The 11+ is not about pass or fail. It is designed to assess potential for a child to thrive at grammar school and as such requires a set level of attainment to be eligible for a place. Don’t speak badly of any secondary school incase your child is allocated a place there. A proactive parent who engages with the school to support their child’s education must reassure their child that they will be successful and happy wherever they go to school.

For an informal chat about how our friendly consultants might help you to choose the right school for your child, give us a call on 01865 522066 or visit our website

Thursday, 3 October 2013

Surviving the first few weeks at University- tips for parents

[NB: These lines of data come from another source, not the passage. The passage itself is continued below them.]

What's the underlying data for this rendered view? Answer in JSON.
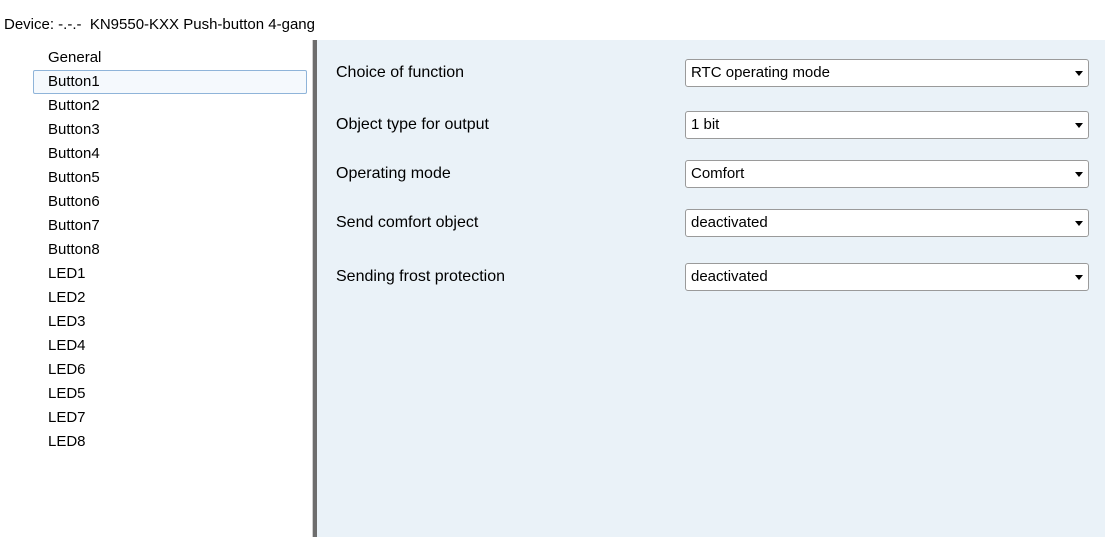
{
  "window": {
    "title": "Device: -.-.-  KN9550-KXX Push-button 4-gang"
  },
  "sidebar": {
    "items": [
      {
        "label": "General"
      },
      {
        "label": "Button1",
        "selected": true
      },
      {
        "label": "Button2"
      },
      {
        "label": "Button3"
      },
      {
        "label": "Button4"
      },
      {
        "label": "Button5"
      },
      {
        "label": "Button6"
      },
      {
        "label": "Button7"
      },
      {
        "label": "Button8"
      },
      {
        "label": "LED1"
      },
      {
        "label": "LED2"
      },
      {
        "label": "LED3"
      },
      {
        "label": "LED4"
      },
      {
        "label": "LED6"
      },
      {
        "label": "LED5"
      },
      {
        "label": "LED7"
      },
      {
        "label": "LED8"
      }
    ]
  },
  "parameters": [
    {
      "label": "Choice of function",
      "value": "RTC operating mode"
    },
    {
      "label": "Object type for output",
      "value": "1 bit"
    },
    {
      "label": "Operating mode",
      "value": "Comfort"
    },
    {
      "label": "Send comfort object",
      "value": "deactivated"
    },
    {
      "label": "Sending frost protection",
      "value": "deactivated"
    }
  ],
  "icons": {
    "dropdown": "chevron-down-icon"
  }
}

Fresher’s week is over and first year Uni. students are settling into the routine of day-to-day life. Moving away from home presents a number of new challenges which can lead to heartache. Parents will need to offer support and advice regarding some of the issues below over the coming weeks.

The number of timetabled hours and lecturing styles vary substantially from what teenagers were used to at school. Although the number of weekly contact hours in lectures can be as little as 10-15, the expectation to read around a subject independently, attend tutorials and deliver on project-work and assignments with deadlines often weeks in advance, requires  good organisation and study skills. Self-motivation is required to avoid the temptation to stay in bed until noon if there are no lectures until the afternoon. look out for signs that your teenager is struggling with planning study time or spending too much time having fun.

Sometimes the subject choice or course content turns out to be different from expectations. Discuss and address this quickly to ensure they stay the course. Keeping busy by joining clubs and societies will quickly build a group of new friends with interests in common, to offer support during the difficult first few weeks.

Budgeting for monthly out-goings, to make their student loan stretch further is crucial.  Securing part-time work as soon as possible will prevent money worries later.

Planning and cooking filling meals will keep them cheerful through home-comforts.  A cookery book full of easy to follow recipes, as well as teaming up with friends to cook together will save cash and waste less food than cooking for one.

Lastly knowing when to say no is crucial. Exposure to sex, drugs and alcohol is sadly inevitable. An ability to make sensible decisions in difficult situations, despite peer pressure will keep their studies on track and ensure a positive and successful Uni. experience.

For advice on choosing the right UK university and making an application through UCAS, give our consultants a call on 01525 240502 or visit our website